1 year ago

Hello,

Just a question about the swap based etfs from Horizons and the smith manoeuvre. I know your preference for the SM is with dividend paying stocks but what about these swap etfs? Held for the long term in a non registered account they would be tax efficient but not with out risk with possible regulatory changes. Would they still qualify with CRA as income producing investments if they don’t pay a dividend?

Thanks

Paul
1 year ago

Hello,

Excellent grouping of information. Hope you will update continually and/or expand the contents in the table gradually covering extra strategies, such as, sectors, geographies…

And if so, maybe consider adding couple more columns identifying currency, hedged, call/put, …

Appreciate it.

fbgcai
1 year ago

Hi FT,
very useful post, Thank you.
Under the S&P500 only ETFs you suggest VFV and ZSP but not THU – why?
– they all have 0.09 MER
The only reason I ask deal with TD Waterhouse and have a bit of in-house bias.

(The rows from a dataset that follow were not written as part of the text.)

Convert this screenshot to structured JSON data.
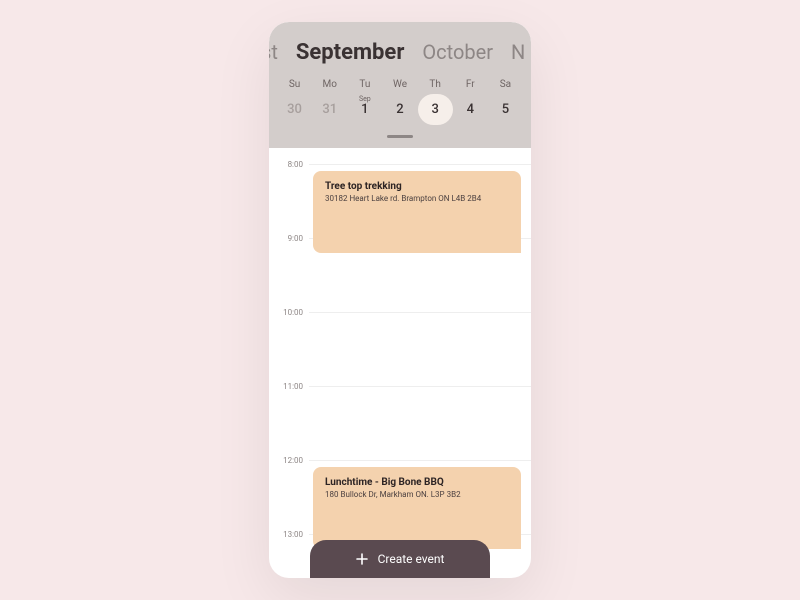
{
  "months": {
    "prev": "st",
    "current": "September",
    "next": "October",
    "after": "N"
  },
  "week": [
    "Su",
    "Mo",
    "Tu",
    "We",
    "Th",
    "Fr",
    "Sa"
  ],
  "days": [
    {
      "num": "30",
      "other": true
    },
    {
      "num": "31",
      "other": true
    },
    {
      "num": "1",
      "pre": "Sep"
    },
    {
      "num": "2"
    },
    {
      "num": "3",
      "selected": true
    },
    {
      "num": "4"
    },
    {
      "num": "5"
    }
  ],
  "times": [
    "8:00",
    "9:00",
    "10:00",
    "11:00",
    "12:00",
    "13:00"
  ],
  "hourHeight": 74,
  "events": [
    {
      "title": "Tree top trekking",
      "location": "30182 Heart Lake rd. Brampton ON L4B 2B4",
      "start": 8.1,
      "end": 9.2
    },
    {
      "title": "Lunchtime - Big Bone BBQ",
      "location": "180 Bullock Dr, Markham ON. L3P 3B2",
      "start": 12.1,
      "end": 13.2
    }
  ],
  "createLabel": "Create event"
}
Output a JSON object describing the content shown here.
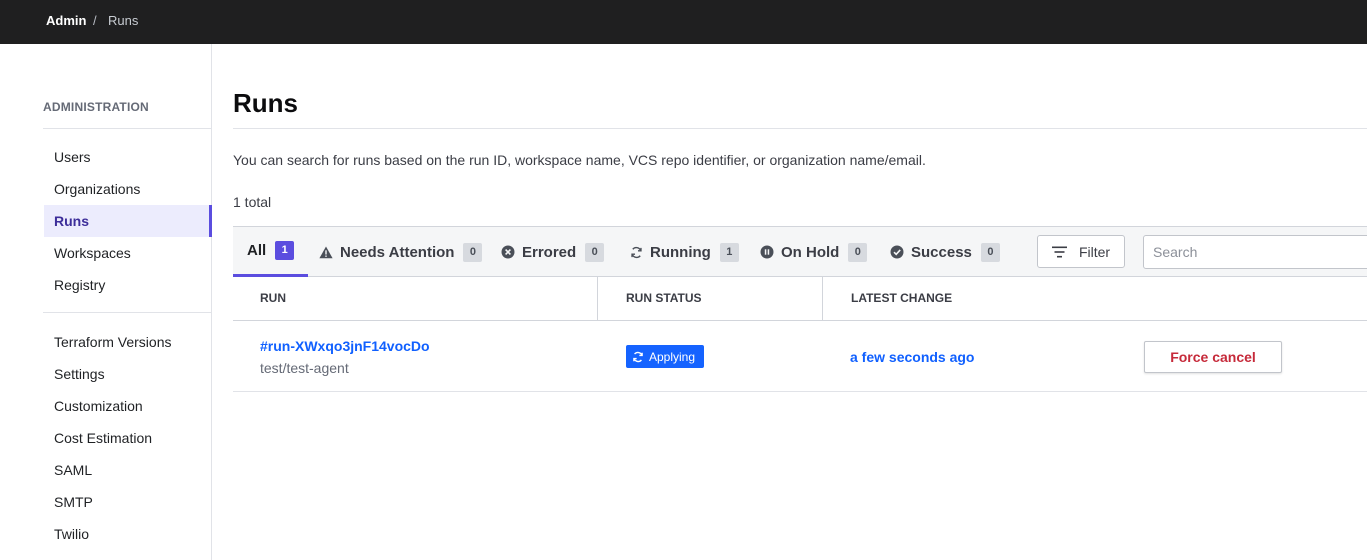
{
  "breadcrumb": {
    "root": "Admin",
    "separator": "/",
    "current": "Runs"
  },
  "sidebar": {
    "heading": "ADMINISTRATION",
    "group1": [
      {
        "label": "Users",
        "active": false
      },
      {
        "label": "Organizations",
        "active": false
      },
      {
        "label": "Runs",
        "active": true
      },
      {
        "label": "Workspaces",
        "active": false
      },
      {
        "label": "Registry",
        "active": false
      }
    ],
    "group2": [
      {
        "label": "Terraform Versions"
      },
      {
        "label": "Settings"
      },
      {
        "label": "Customization"
      },
      {
        "label": "Cost Estimation"
      },
      {
        "label": "SAML"
      },
      {
        "label": "SMTP"
      },
      {
        "label": "Twilio"
      }
    ]
  },
  "page": {
    "title": "Runs",
    "description": "You can search for runs based on the run ID, workspace name, VCS repo identifier, or organization name/email.",
    "total": "1 total"
  },
  "tabs": [
    {
      "label": "All",
      "count": "1",
      "icon": "none",
      "active": true
    },
    {
      "label": "Needs Attention",
      "count": "0",
      "icon": "warning-icon",
      "active": false
    },
    {
      "label": "Errored",
      "count": "0",
      "icon": "x-circle-icon",
      "active": false
    },
    {
      "label": "Running",
      "count": "1",
      "icon": "refresh-icon",
      "active": false
    },
    {
      "label": "On Hold",
      "count": "0",
      "icon": "pause-circle-icon",
      "active": false
    },
    {
      "label": "Success",
      "count": "0",
      "icon": "check-circle-icon",
      "active": false
    }
  ],
  "filter": {
    "label": "Filter"
  },
  "search": {
    "placeholder": "Search",
    "value": ""
  },
  "table": {
    "headers": {
      "run": "RUN",
      "status": "RUN STATUS",
      "latest": "LATEST CHANGE"
    },
    "rows": [
      {
        "run_id": "#run-XWxqo3jnF14vocDo",
        "workspace": "test/test-agent",
        "status": "Applying",
        "latest_change": "a few seconds ago",
        "action": "Force cancel"
      }
    ]
  },
  "colors": {
    "accent": "#5b4ddf",
    "link": "#1060ff",
    "status_applying": "#1563ff",
    "danger": "#c62a3a",
    "topbar": "#1f1f20"
  }
}
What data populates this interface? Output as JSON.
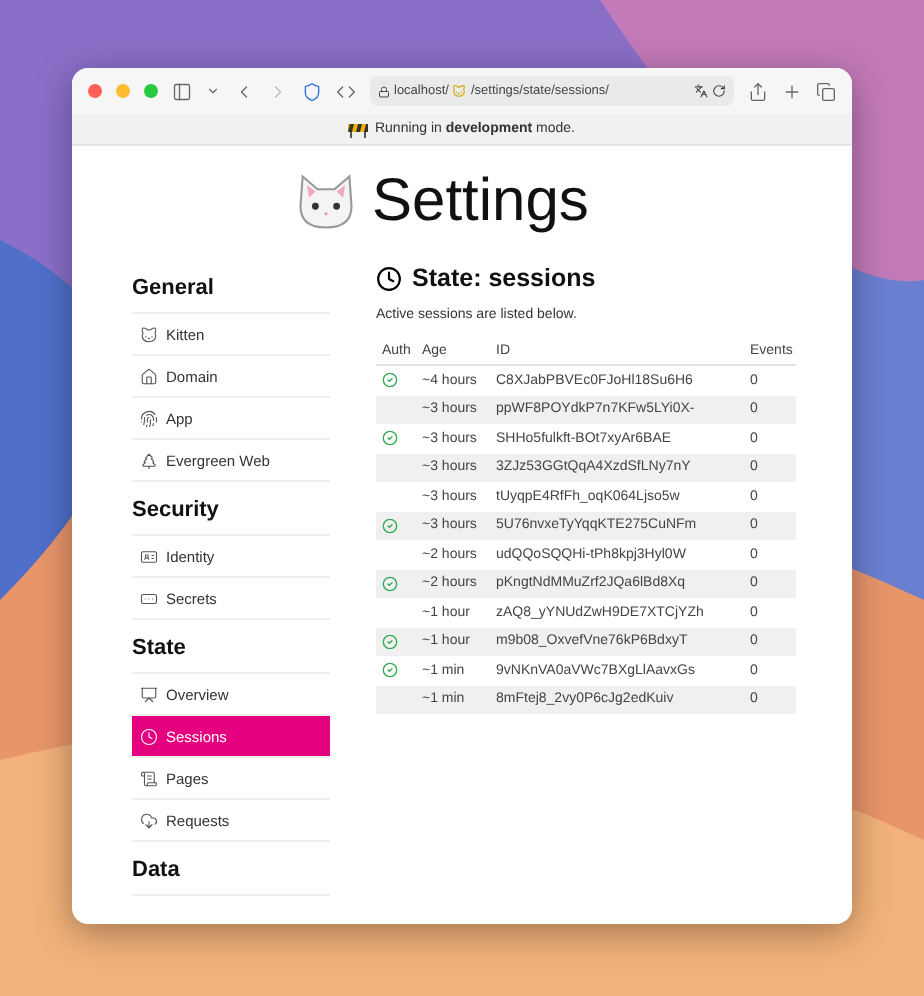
{
  "browser": {
    "url_start": "localhost/",
    "url_end": "/settings/state/sessions/",
    "banner": "Running in **development** mode."
  },
  "page": {
    "title": "Settings"
  },
  "sidebar": {
    "sections": [
      {
        "title": "General",
        "items": [
          {
            "label": "Kitten",
            "selected": false
          },
          {
            "label": "Domain",
            "selected": false
          },
          {
            "label": "App",
            "selected": false
          },
          {
            "label": "Evergreen Web",
            "selected": false
          }
        ]
      },
      {
        "title": "Security",
        "items": [
          {
            "label": "Identity",
            "selected": false
          },
          {
            "label": "Secrets",
            "selected": false
          }
        ]
      },
      {
        "title": "State",
        "items": [
          {
            "label": "Overview",
            "selected": false
          },
          {
            "label": "Sessions",
            "selected": true
          },
          {
            "label": "Pages",
            "selected": false
          },
          {
            "label": "Requests",
            "selected": false
          }
        ]
      },
      {
        "title": "Data"
      }
    ]
  },
  "main": {
    "title": "State: sessions",
    "description": "Active sessions are listed below.",
    "table": {
      "columns": [
        "Auth",
        "Age",
        "ID",
        "Events"
      ],
      "rows": [
        {
          "authenticated": true,
          "age": "~4 hours",
          "id": "C8XJabPBVEc0FJoHl18Su6H6",
          "events": "0"
        },
        {
          "authenticated": false,
          "age": "~3 hours",
          "id": "ppWF8POYdkP7n7KFw5LYi0X-",
          "events": "0"
        },
        {
          "authenticated": true,
          "age": "~3 hours",
          "id": "SHHo5fulkft-BOt7xyAr6BAE",
          "events": "0"
        },
        {
          "authenticated": false,
          "age": "~3 hours",
          "id": "3ZJz53GGtQqA4XzdSfLNy7nY",
          "events": "0"
        },
        {
          "authenticated": false,
          "age": "~3 hours",
          "id": "tUyqpE4RfFh_oqK064Ljso5w",
          "events": "0"
        },
        {
          "authenticated": true,
          "age": "~3 hours",
          "id": "5U76nvxeTyYqqKTE275CuNFm",
          "events": "0"
        },
        {
          "authenticated": false,
          "age": "~2 hours",
          "id": "udQQoSQQHi-tPh8kpj3Hyl0W",
          "events": "0"
        },
        {
          "authenticated": true,
          "age": "~2 hours",
          "id": "pKngtNdMMuZrf2JQa6lBd8Xq",
          "events": "0"
        },
        {
          "authenticated": false,
          "age": "~1 hour",
          "id": "zAQ8_yYNUdZwH9DE7XTCjYZh",
          "events": "0"
        },
        {
          "authenticated": true,
          "age": "~1 hour",
          "id": "m9b08_OxvefVne76kP6BdxyT",
          "events": "0"
        },
        {
          "authenticated": true,
          "age": "~1 min",
          "id": "9vNKnVA0aVWc7BXgLlAavxGs",
          "events": "0"
        },
        {
          "authenticated": false,
          "age": "~1 min",
          "id": "8mFtej8_2vy0P6cJg2edKuiv",
          "events": "0"
        }
      ]
    }
  }
}
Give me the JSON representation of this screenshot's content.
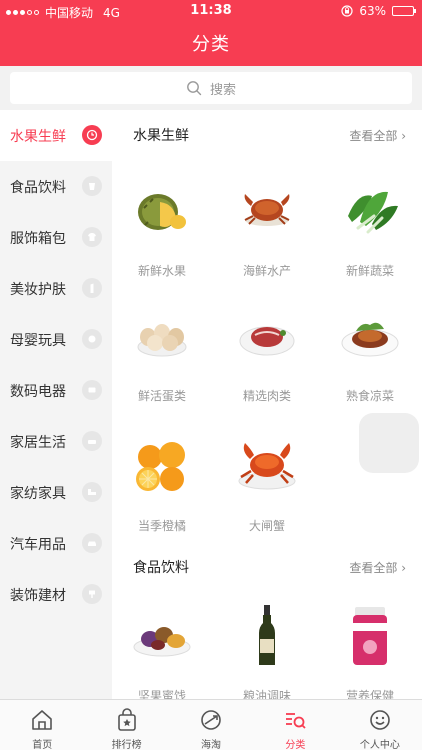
{
  "status_bar": {
    "carrier": "中国移动",
    "network": "4G",
    "time": "11:38",
    "battery": "63%",
    "battery_level": 0.63
  },
  "header": {
    "title": "分类"
  },
  "search": {
    "placeholder": "搜索"
  },
  "sidebar": {
    "items": [
      {
        "label": "水果生鲜",
        "active": true
      },
      {
        "label": "食品饮料"
      },
      {
        "label": "服饰箱包"
      },
      {
        "label": "美妆护肤"
      },
      {
        "label": "母婴玩具"
      },
      {
        "label": "数码电器"
      },
      {
        "label": "家居生活"
      },
      {
        "label": "家纺家具"
      },
      {
        "label": "汽车用品"
      },
      {
        "label": "装饰建材"
      }
    ]
  },
  "sections": [
    {
      "title": "水果生鲜",
      "more": "查看全部",
      "items": [
        {
          "label": "新鲜水果",
          "icon": "durian-icon"
        },
        {
          "label": "海鲜水产",
          "icon": "crab-icon"
        },
        {
          "label": "新鲜蔬菜",
          "icon": "vegetable-icon"
        },
        {
          "label": "鲜活蛋类",
          "icon": "eggs-icon"
        },
        {
          "label": "精选肉类",
          "icon": "steak-icon"
        },
        {
          "label": "熟食凉菜",
          "icon": "cooked-dish-icon"
        },
        {
          "label": "当季橙橘",
          "icon": "orange-icon"
        },
        {
          "label": "大闸蟹",
          "icon": "hairy-crab-icon"
        }
      ]
    },
    {
      "title": "食品饮料",
      "more": "查看全部",
      "items": [
        {
          "label": "坚果蜜饯",
          "icon": "nuts-icon"
        },
        {
          "label": "粮油调味",
          "icon": "oil-bottle-icon"
        },
        {
          "label": "营养保健",
          "icon": "supplement-icon"
        }
      ]
    }
  ],
  "tabbar": {
    "items": [
      {
        "label": "首页",
        "icon": "home-icon"
      },
      {
        "label": "排行榜",
        "icon": "ranking-bag-icon"
      },
      {
        "label": "海淘",
        "icon": "globe-plane-icon"
      },
      {
        "label": "分类",
        "icon": "category-search-icon",
        "active": true
      },
      {
        "label": "个人中心",
        "icon": "smiley-icon"
      }
    ]
  },
  "colors": {
    "brand": "#f73d52",
    "sidebar_bg": "#f4f4f4",
    "label_gray": "#999999"
  }
}
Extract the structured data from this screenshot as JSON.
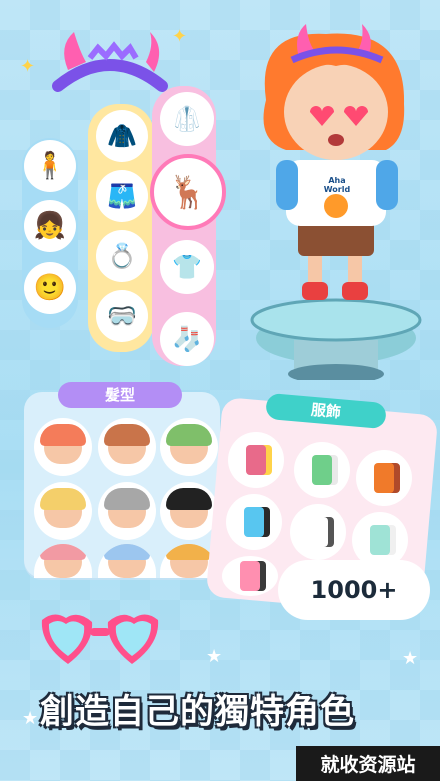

Linda Plater
1 year ago

great tips! I will have to check out these strategies with Interactive Brokers. Their exchange to usd don’t seem bad but as you know, these get slapped on and can be a surprise after the fact>

Joeyft
1 year ago

Big SECOND on VFV. Thanks!